What is Boko Haram?
When Boko Haram comes on the news, you may want to turn away. The report will probably warn you about disturbing images to come. Boko Haram is an Islamic terrorist organization in Northern Nigeria that has killed hundreds in the past decade. They have used children as suicide bombers. The media largely ignores the steady stream of horrors, but the group received widespread attention in 2014 for the kidnapping of 276 girls from their school dormitory. The Nigerian police and army seem incapable of halting the atrocities. The international community seems not to care.
What’s behind the violence of Boko Haram? The first reason they would give would be religious. Boko Haram means Western education is sinful, or forbidden. Their goal is to form a new state under Islamic law, free from any other influence. That explains why they attack non-Islamic schools.
The painful irony is that everyone apart from Boko Haram believes education is what’s needed in northern Nigeria. The south of the country is largely Christian and is much better educated and wealthier than the Muslim north. Unemployment is high in the north. Child vaccination rates are low. Female literacy, which is the best route to higher living standards, is very low.
Killing and kidnapping schoolgirls is thus especially cruel. Why does Boko Haram do it? A warped Islamic ideology is part of it, but probably more important is the fact that they can get away with it. The regions where they operate are far from Nigeria’s big cities and oil wells. Frightened locals worry that the government doesn’t care about the badlands up north. Boko Haram bears some resemblance to the mafia and other groups that profit from poor law enforcement. They coerce some of their fighters, but they attract poor, jobless others with promises of adventure and camaraderie.
Most people associate Muslim radicalism with the middle East, but it has a long history in West Africa. Islam made it to modern-day Nigeria in the 700s, less than 100 years after the death of the prophet Muhammed. Muslims from West Africa traded successfully across the Sahara for centuries.
In the 1700s, some Muslims in the region fought to expand their kingdom, which was known as the Sokhoto Caliphate. They used the term jihad, or holy war, to provide religious justification for their aggression just as Christian monarchs in Europe had done, albeit with different language.
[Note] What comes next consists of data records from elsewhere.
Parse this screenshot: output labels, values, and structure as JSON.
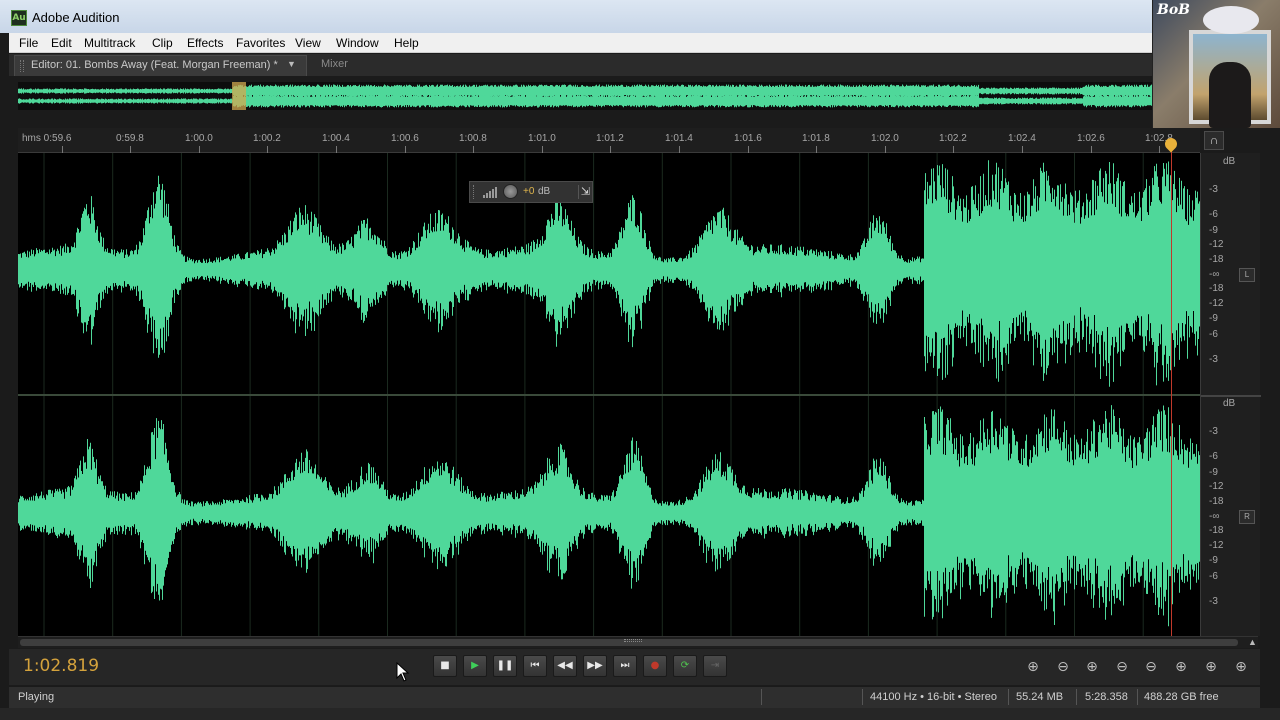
{
  "window": {
    "title": "Adobe Audition",
    "icon_text": "Au"
  },
  "thumbnail": {
    "logo_text": "BoB"
  },
  "menu": [
    "File",
    "Edit",
    "Multitrack",
    "Clip",
    "Effects",
    "Favorites",
    "View",
    "Window",
    "Help"
  ],
  "tabs": {
    "editor": "Editor: 01. Bombs Away (Feat. Morgan Freeman) *",
    "mixer": "Mixer"
  },
  "ruler": {
    "labels": [
      "hms 0:59.6",
      "0:59.8",
      "1:00.0",
      "1:00.2",
      "1:00.4",
      "1:00.6",
      "1:00.8",
      "1:01.0",
      "1:01.2",
      "1:01.4",
      "1:01.6",
      "1:01.8",
      "1:02.0",
      "1:02.2",
      "1:02.4",
      "1:02.6",
      "1:02.8"
    ]
  },
  "overlay": {
    "level_value": "+0",
    "level_unit": "dB"
  },
  "db_scale": {
    "top": {
      "header": "dB",
      "labels": [
        "-3",
        "-6",
        "-9",
        "-12",
        "-18",
        "-∞",
        "-18",
        "-12",
        "-9",
        "-6",
        "-3"
      ],
      "channel": "L"
    },
    "bottom": {
      "header": "dB",
      "labels": [
        "-3",
        "-6",
        "-9",
        "-12",
        "-18",
        "-∞",
        "-18",
        "-12",
        "-9",
        "-6",
        "-3"
      ],
      "channel": "R"
    }
  },
  "transport": {
    "time": "1:02.819",
    "buttons": [
      "stop",
      "play",
      "pause",
      "go-to-start",
      "rewind",
      "fast-forward",
      "go-to-end",
      "record",
      "loop",
      "skip-selection"
    ]
  },
  "status": {
    "state": "Playing",
    "format": "44100 Hz • 16-bit • Stereo",
    "size": "55.24 MB",
    "duration": "5:28.358",
    "free": "488.28 GB free"
  },
  "colors": {
    "waveform": "#4fd89a",
    "time_display": "#d4a23c",
    "playhead": "#c0392b",
    "background": "#000000"
  }
}
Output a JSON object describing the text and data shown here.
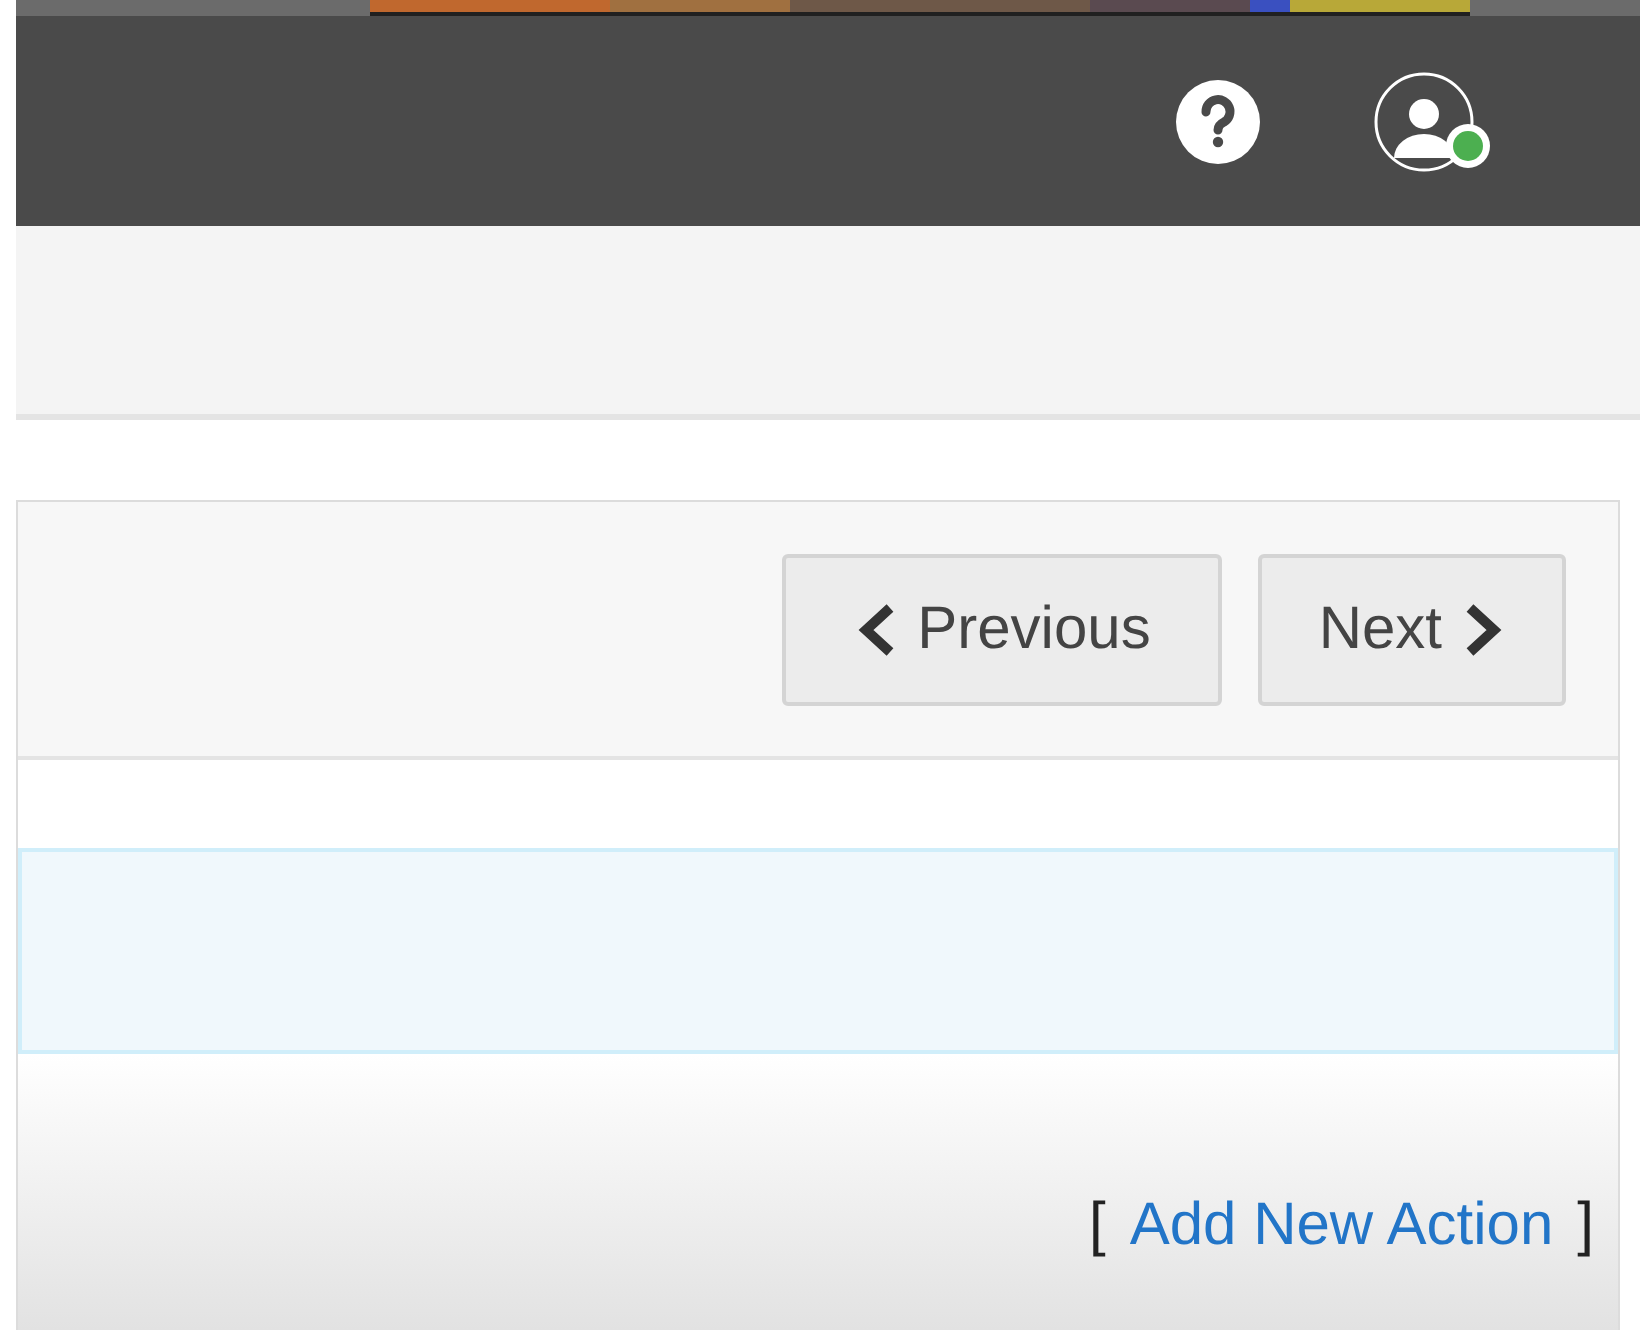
{
  "header": {
    "user_online": true
  },
  "pagination": [
    {
      "kind": "previous",
      "label": "Previous"
    },
    {
      "kind": "next",
      "label": "Next"
    }
  ],
  "selected_row": {
    "selected": true
  },
  "footer": {
    "open_bracket": "[",
    "link": "Add New Action",
    "close_bracket": "]"
  }
}
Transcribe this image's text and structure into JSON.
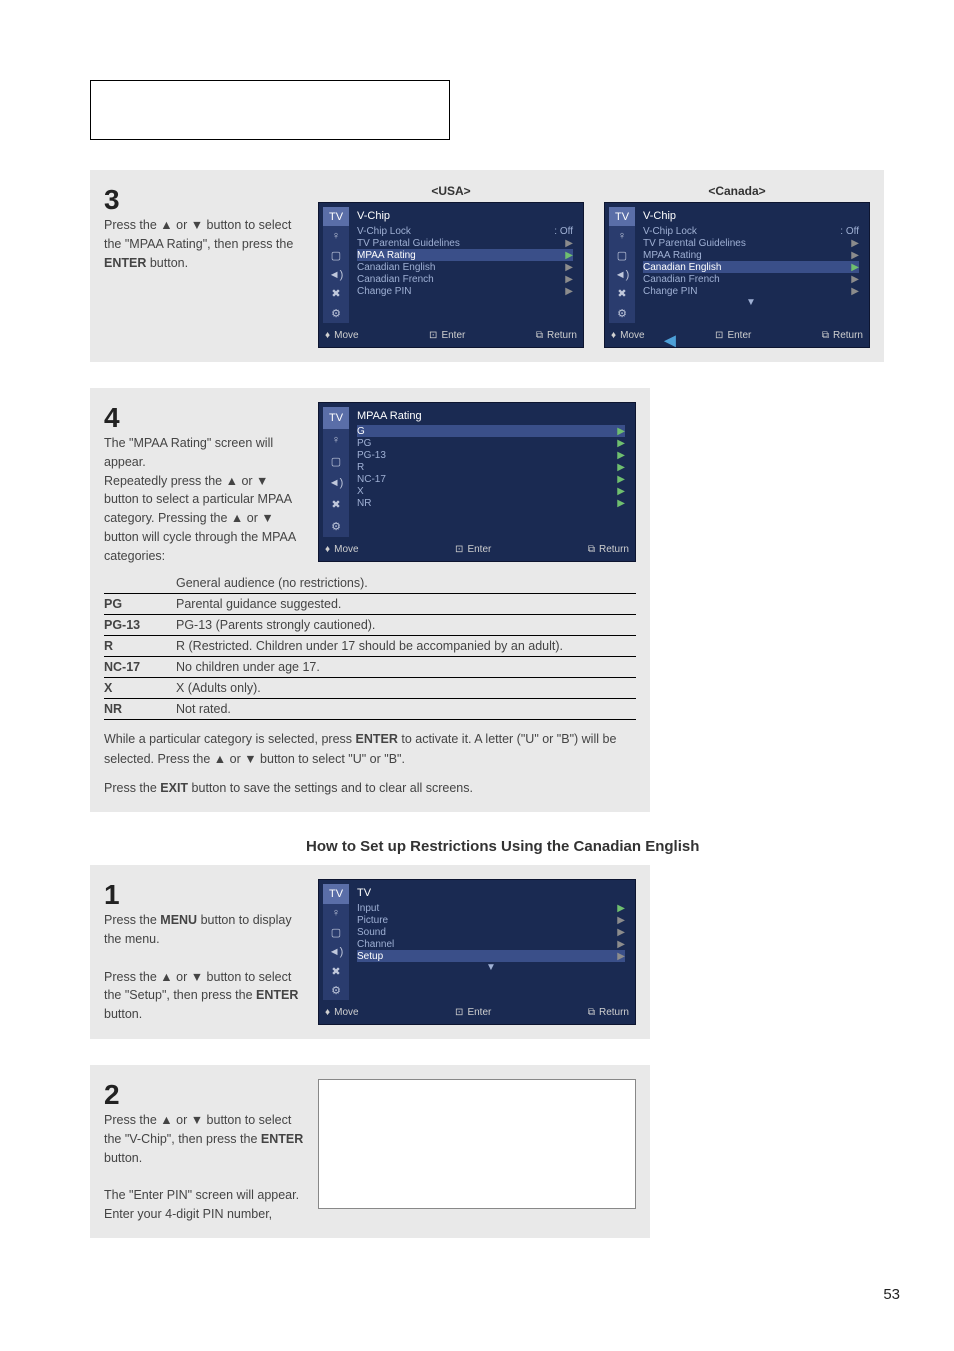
{
  "top_box": "",
  "step3": {
    "num": "3",
    "text_parts": [
      "Press the ▲ or ▼ button to select the \"MPAA Rating\", then press the ",
      " button."
    ],
    "bold": "ENTER",
    "usa_label": "<USA>",
    "canada_label": "<Canada>",
    "osd_usa": {
      "side_active": "TV",
      "title": "V-Chip",
      "lines": [
        {
          "l": "V-Chip Lock",
          "r": ": Off"
        },
        {
          "l": "TV Parental Guidelines",
          "r": "▶",
          "arrow": true
        },
        {
          "l": "MPAA Rating",
          "r": "▶",
          "sel": true,
          "arrow": true,
          "green": true
        },
        {
          "l": "Canadian English",
          "r": "▶",
          "arrow": true
        },
        {
          "l": "Canadian French",
          "r": "▶",
          "arrow": true
        },
        {
          "l": "Change PIN",
          "r": "▶",
          "arrow": true
        }
      ],
      "bottom": {
        "move": "Move",
        "enter": "Enter",
        "return": "Return"
      }
    },
    "osd_canada": {
      "side_active": "TV",
      "title": "V-Chip",
      "lines": [
        {
          "l": "V-Chip Lock",
          "r": ": Off"
        },
        {
          "l": "TV Parental Guidelines",
          "r": "▶",
          "arrow": true
        },
        {
          "l": "MPAA Rating",
          "r": "▶",
          "arrow": true
        },
        {
          "l": "Canadian English",
          "r": "▶",
          "sel": true,
          "arrow": true,
          "green": true
        },
        {
          "l": "Canadian French",
          "r": "▶",
          "arrow": true
        },
        {
          "l": "Change PIN",
          "r": "▶",
          "arrow": true
        }
      ],
      "sub": "▼",
      "bottom": {
        "move": "Move",
        "enter": "Enter",
        "return": "Return"
      }
    }
  },
  "step4": {
    "num": "4",
    "text": "The \"MPAA Rating\" screen will appear.\nRepeatedly press the ▲ or ▼ button to select a particular MPAA category. Pressing the ▲ or ▼ button will cycle through the MPAA categories:",
    "osd": {
      "title": "MPAA Rating",
      "lines": [
        {
          "l": "G",
          "r": "▶",
          "sel": true,
          "green": true
        },
        {
          "l": "PG",
          "r": "▶",
          "green": true
        },
        {
          "l": "PG-13",
          "r": "▶",
          "green": true
        },
        {
          "l": "R",
          "r": "▶",
          "green": true
        },
        {
          "l": "NC-17",
          "r": "▶",
          "green": true
        },
        {
          "l": "X",
          "r": "▶",
          "green": true
        },
        {
          "l": "NR",
          "r": "▶",
          "green": true
        }
      ],
      "bottom": {
        "move": "Move",
        "enter": "Enter",
        "return": "Return"
      }
    },
    "ratings": [
      {
        "code": "",
        "desc": "General audience (no restrictions)."
      },
      {
        "code": "PG",
        "desc": "Parental guidance suggested."
      },
      {
        "code": "PG-13",
        "desc": "PG-13 (Parents strongly cautioned)."
      },
      {
        "code": "R",
        "desc": "R (Restricted. Children under 17 should be accompanied by an adult)."
      },
      {
        "code": "NC-17",
        "desc": "No children under age 17."
      },
      {
        "code": "X",
        "desc": "X (Adults only)."
      },
      {
        "code": "NR",
        "desc": "Not rated."
      }
    ],
    "note1_parts": [
      "While a particular category is selected, press ",
      " to activate it. A letter (\"U\" or \"B\") will be selected. Press the ▲ or ▼ button to select \"U\" or \"B\"."
    ],
    "note1_bold": "ENTER",
    "note2_parts": [
      "Press the ",
      " button to save the settings and to clear all screens."
    ],
    "note2_bold": "EXIT"
  },
  "section_title": "How to Set up Restrictions Using the Canadian English",
  "step1b": {
    "num": "1",
    "t1a": "Press the ",
    "t1b": "MENU",
    "t1c": " button to display the menu.",
    "t2a": "Press the ▲ or ▼ button to select the \"Setup\", then press the ",
    "t2b": "ENTER",
    "t2c": " button.",
    "osd": {
      "title": "TV",
      "lines": [
        {
          "l": "Input",
          "r": "▶",
          "arrow": true,
          "green": true
        },
        {
          "l": "Picture",
          "r": "▶",
          "arrow": true
        },
        {
          "l": "Sound",
          "r": "▶",
          "arrow": true
        },
        {
          "l": "Channel",
          "r": "▶",
          "arrow": true
        },
        {
          "l": "Setup",
          "r": "▶",
          "sel": true,
          "arrow": true
        }
      ],
      "sub": "▼",
      "bottom": {
        "move": "Move",
        "enter": "Enter",
        "return": "Return"
      }
    }
  },
  "step2b": {
    "num": "2",
    "t1a": "Press the ▲ or ▼ button to  select  the \"V-Chip\", then press the ",
    "t1b": "ENTER",
    "t1c": " button.",
    "t2": "The \"Enter PIN\" screen will appear. Enter your 4-digit PIN number,"
  },
  "page_num": "53",
  "icons": {
    "tv": "TV",
    "antenna": "antenna",
    "screen": "screen",
    "speaker": "speaker",
    "tools": "tools",
    "sliders": "sliders"
  }
}
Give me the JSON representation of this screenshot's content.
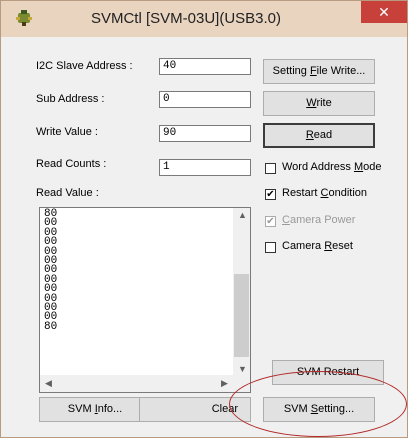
{
  "window": {
    "title": "SVMCtl [SVM-03U](USB3.0)",
    "close_glyph": "✕"
  },
  "form": {
    "i2c_label": "I2C Slave Address :",
    "i2c_value": "40",
    "sub_label": "Sub Address :",
    "sub_value": "0",
    "write_label": "Write Value :",
    "write_value": "90",
    "counts_label": "Read Counts :",
    "counts_value": "1",
    "readvalue_label": "Read Value :"
  },
  "read_values": [
    "80",
    "00",
    "00",
    "00",
    "00",
    "00",
    "00",
    "00",
    "00",
    "00",
    "00",
    "00",
    "80"
  ],
  "buttons": {
    "setting_file_write": {
      "pre": "Setting ",
      "u": "F",
      "post": "ile Write..."
    },
    "write": {
      "pre": "",
      "u": "W",
      "post": "rite"
    },
    "read": {
      "pre": "",
      "u": "R",
      "post": "ead"
    },
    "svm_restart": {
      "pre": "SVM Restart",
      "u": "",
      "post": ""
    },
    "svm_info": {
      "pre": "SVM ",
      "u": "I",
      "post": "nfo..."
    },
    "clear": {
      "pre": "Clear",
      "u": "",
      "post": ""
    },
    "svm_setting": {
      "pre": "SVM ",
      "u": "S",
      "post": "etting..."
    }
  },
  "checkboxes": {
    "word_address_mode": {
      "pre": "Word Address ",
      "u": "M",
      "post": "ode",
      "checked": false,
      "enabled": true
    },
    "restart_condition": {
      "pre": "Restart ",
      "u": "C",
      "post": "ondition",
      "checked": true,
      "enabled": true
    },
    "camera_power": {
      "pre": "",
      "u": "C",
      "post": "amera Power",
      "checked": true,
      "enabled": false
    },
    "camera_reset": {
      "pre": "Camera ",
      "u": "R",
      "post": "eset",
      "checked": false,
      "enabled": true
    }
  },
  "glyphs": {
    "check": "✔",
    "up": "▲",
    "down": "▼",
    "left": "◀",
    "right": "▶"
  },
  "colors": {
    "titlebar": "#e9d4c0",
    "close": "#c7403a",
    "highlight": "#b22a2a"
  }
}
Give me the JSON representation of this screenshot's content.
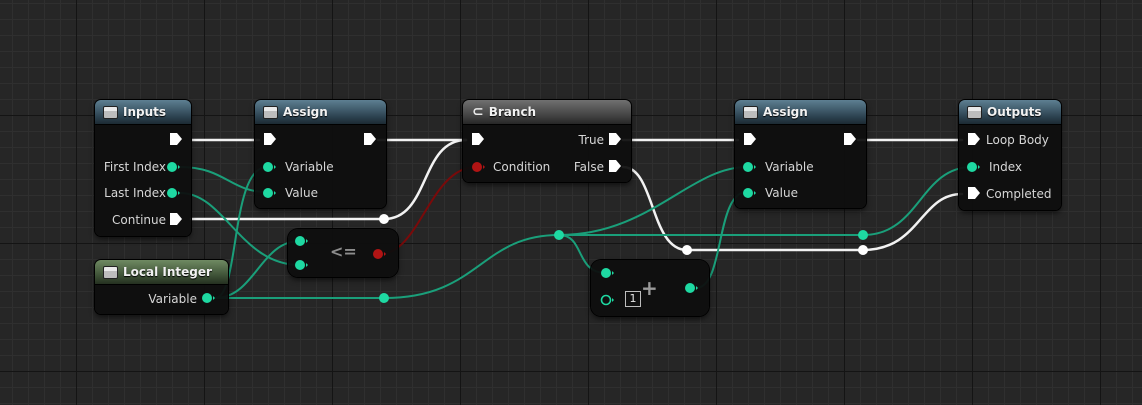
{
  "nodes": {
    "inputs": {
      "title": "Inputs",
      "pins": {
        "first_index": "First Index",
        "last_index": "Last Index",
        "continue": "Continue"
      }
    },
    "local_integer": {
      "title": "Local Integer",
      "pins": {
        "variable": "Variable"
      }
    },
    "assign_1": {
      "title": "Assign",
      "pins": {
        "variable": "Variable",
        "value": "Value"
      }
    },
    "compare": {
      "op": "<="
    },
    "branch": {
      "title": "Branch",
      "pins": {
        "condition": "Condition",
        "true": "True",
        "false": "False"
      }
    },
    "assign_2": {
      "title": "Assign",
      "pins": {
        "variable": "Variable",
        "value": "Value"
      }
    },
    "increment": {
      "op": "+",
      "constant": "1"
    },
    "outputs": {
      "title": "Outputs",
      "pins": {
        "loop_body": "Loop Body",
        "index": "Index",
        "completed": "Completed"
      }
    }
  },
  "colors": {
    "grid_background": "#262626",
    "exec_wire": "#ffffff",
    "integer_pin": "#1ed9a2",
    "integer_wire": "#1a9f7a",
    "bool_pin": "#b11414",
    "bool_wire": "#7a0a0a",
    "function_header": "#2c4250",
    "variable_header": "#3a4d33",
    "flow_header": "#3f3f3f"
  },
  "icons": {
    "node_header": "function-icon",
    "branch_header": "branch-icon",
    "exec_pin": "exec-arrow-icon",
    "data_pin": "data-pin-icon"
  }
}
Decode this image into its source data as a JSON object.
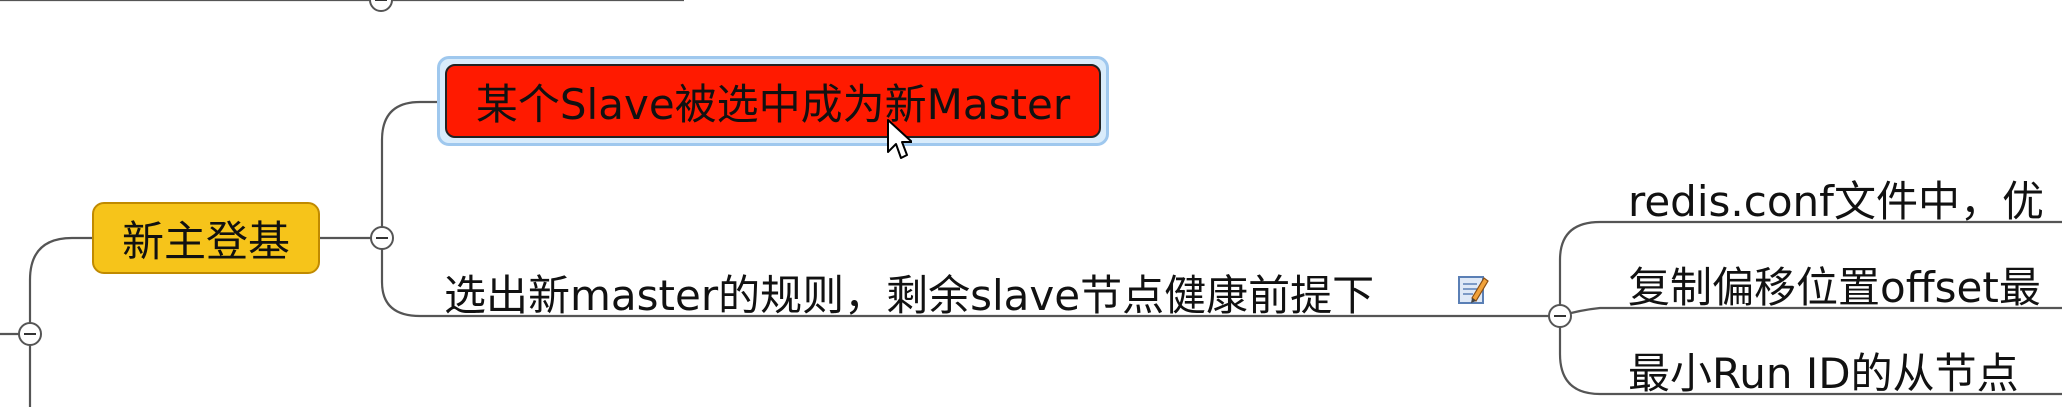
{
  "mindmap": {
    "main_topic": "新主登基",
    "selected_subtopic": "某个Slave被选中成为新Master",
    "rules_topic": "选出新master的规则，剩余slave节点健康前提下",
    "rules_children": [
      "redis.conf文件中，优",
      "复制偏移位置offset最",
      "最小Run ID的从节点"
    ]
  },
  "colors": {
    "main_topic_fill": "#f6c41a",
    "selected_fill": "#ff1a00",
    "selection_outline": "#9fc8ee",
    "connector": "#555555"
  }
}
More positively, one of the reasons the Sokhoto Caliphate wanted to expand was to protect themselves from slave traders.
The kingdom weakened in the 1800s, and then the British took them over and claimed the land for their empire. Wanting to run their new territory on the cheap, Britain kept the Muslim leaders in charge, giving them money to maintain peace. The bad news: under the terms of the deal Western education was forbidden—boko haram isn’t entirely new. In time, northern Nigeria had half the country’s population but only 2.5% of its schoolchildren.
There was some good news. When the Europeans conquered then divided up the Muslim kingdoms of West Africa, it gave a boost to Islamic pacifism. Friends and family now lived across new borders in different countries, and Muslim leaders therefore preached a religion of peace.
Tragically, Boko Haram has taken a different road. Any long-term solution must surely include jobs and the education Boko Haram wants to destroy. The oil-rich Nigerian government needs to fight corruption more effectively and send more help north. Climate change may work in their favour: scientists predict more rain for a region that currently has little. There’s no reason why northern Nigeria can’t become prosperous again.